- Category: News
On Monday 13 June 2016 I chaired the All Party Parliamentary Group meeting on Epilepsy. The title of the meeting was Epilepsy in the workplace: Breaking down barriers.
I was pleased to welcome speakers Will Butterworth of Epilepsy Action (far left of the picture), Jamie Burton (middle) and Dawn Oliver of Young Epilepsy (far right), as well as experts on epilepsy, those who work in hospitals and charities across the UK, and those who’ve experienced epilepsy in their lives first hand.

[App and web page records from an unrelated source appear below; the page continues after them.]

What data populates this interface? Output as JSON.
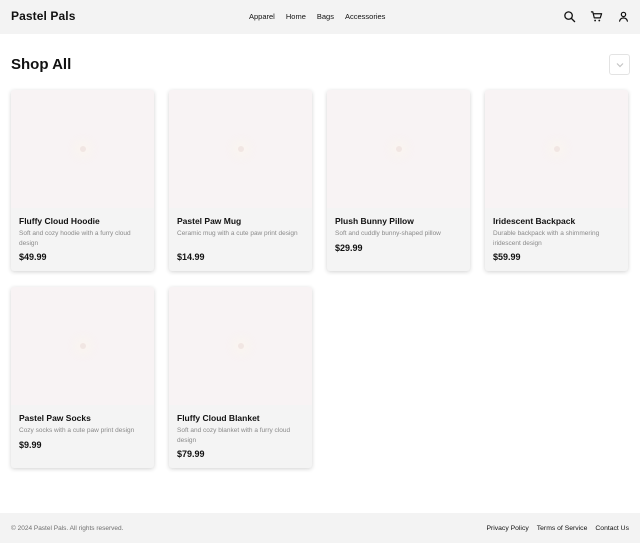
{
  "header": {
    "brand": "Pastel Pals",
    "nav": [
      {
        "label": "Apparel"
      },
      {
        "label": "Home"
      },
      {
        "label": "Bags"
      },
      {
        "label": "Accessories"
      }
    ],
    "icons": [
      "search-icon",
      "cart-icon",
      "user-icon"
    ]
  },
  "main": {
    "title": "Shop All",
    "sort_icon": "chevron-down-icon",
    "products": [
      {
        "title": "Fluffy Cloud Hoodie",
        "description": "Soft and cozy hoodie with a furry cloud design",
        "price": "$49.99"
      },
      {
        "title": "Pastel Paw Mug",
        "description": "Ceramic mug with a cute paw print design",
        "price": "$14.99"
      },
      {
        "title": "Plush Bunny Pillow",
        "description": "Soft and cuddly bunny-shaped pillow",
        "price": "$29.99"
      },
      {
        "title": "Iridescent Backpack",
        "description": "Durable backpack with a shimmering iridescent design",
        "price": "$59.99"
      },
      {
        "title": "Pastel Paw Socks",
        "description": "Cozy socks with a cute paw print design",
        "price": "$9.99"
      },
      {
        "title": "Fluffy Cloud Blanket",
        "description": "Soft and cozy blanket with a furry cloud design",
        "price": "$79.99"
      }
    ]
  },
  "footer": {
    "copyright": "© 2024 Pastel Pals. All rights reserved.",
    "links": [
      {
        "label": "Privacy Policy"
      },
      {
        "label": "Terms of Service"
      },
      {
        "label": "Contact Us"
      }
    ]
  },
  "colors": {
    "header_bg": "#f3f3f3",
    "card_bg": "#f4f4f4",
    "image_placeholder": "#f8f3f4"
  }
}
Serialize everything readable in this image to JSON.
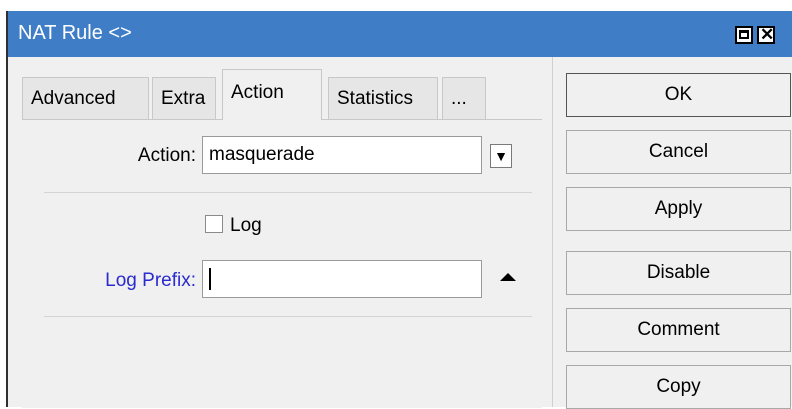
{
  "window": {
    "title": "NAT Rule <>"
  },
  "titlebar_buttons": {
    "maximize_icon": "maximize-icon",
    "close_label": "✕"
  },
  "tabs": [
    {
      "label": "Advanced",
      "active": false
    },
    {
      "label": "Extra",
      "active": false
    },
    {
      "label": "Action",
      "active": true
    },
    {
      "label": "Statistics",
      "active": false
    },
    {
      "label": "...",
      "active": false
    }
  ],
  "form": {
    "action_label": "Action:",
    "action_value": "masquerade",
    "log_label": "Log",
    "log_checked": false,
    "log_prefix_label": "Log Prefix:",
    "log_prefix_value": "",
    "label_accent_color": "#2a2ad0"
  },
  "buttons": [
    "OK",
    "Cancel",
    "Apply",
    "Disable",
    "Comment",
    "Copy"
  ]
}
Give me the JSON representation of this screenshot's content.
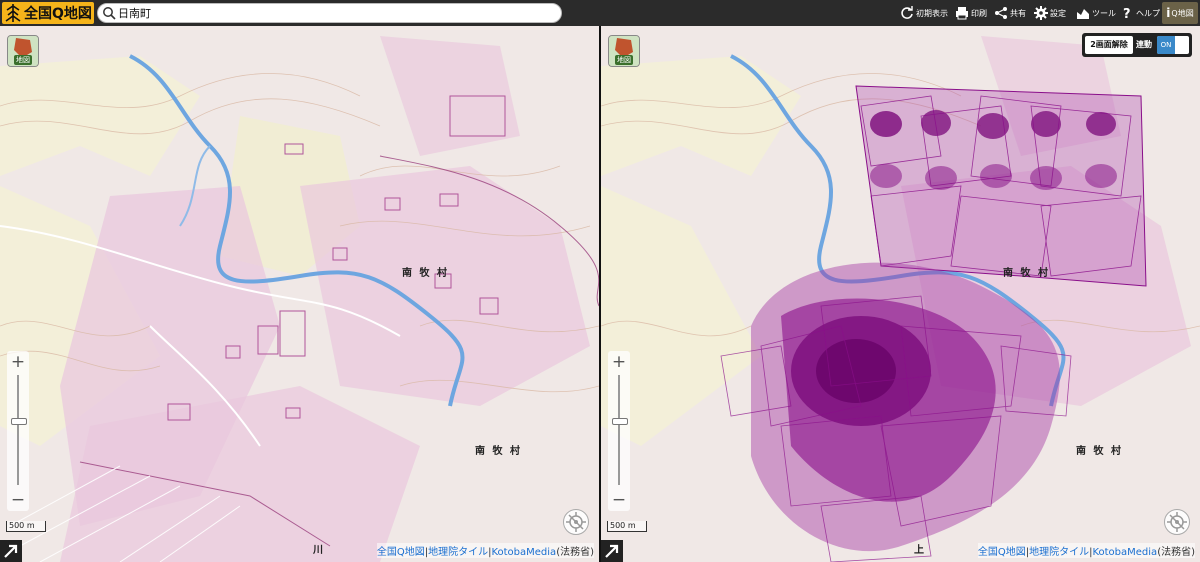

Will Butterworth discussed Epilepsy Action’s survey which found out that only one in three people with epilepsy feels comfortable discussing their condition with their employer, with fear of discrimination being a major concern. Mr Butterworh also noted that employment figure of the UK public stands at 74%, this figure drops to 46% for those who are disabled and 28% for those with epilepsy. Jamie Burton courageously spoke about his own positive and negative experiences of dealing with epilepsy in the workplace. Dawn Butler briefed the APPG on Young Epilepsy’s frontline Transition Support Programme which is helping young people develop the confidence and skills they need to enter the workplace. The Transition Support Programme helps young people in numerous ways, from encouraging students to talk to their tutors to providing transport for young people to get to their exams.
At the meeting, the APPG published a Report on driving bans following seizures. I was alerted to this issue as Chair of the APPG on Epilepsy. Individuals from the USA can drive after a 6 months ban when they come to the UK, but a UK citizen would be banned from driving for 12 months following a seizure. I asked the House of Commons Library to undertake research on differing driving bans. The report is not a complete list of all the countries but a selection to provide an overview of how the periods of driving bans differ. Following this report, one of the ways forward is to raise this issue with the World Health Organisation and the International Bureau for Epilepsy. The aim would be to ensure that a singular policy would apply internationally making it simple, transparent, and equitable.
You can read the report here: APPG on Epilepsy Report on driving bans following seizures
The APPG paid tribute to Connor Sparrowhawk who tragically lost his life at the a from drowning in a bath tub a health trust facility. The health trust has accepted its failings that lead to Connor’s death. It was made clear at the meeting that people feel that more provisions need to be in place to safeguard young people with epilepsy.
The secretariat is provided by Young Epilepsy.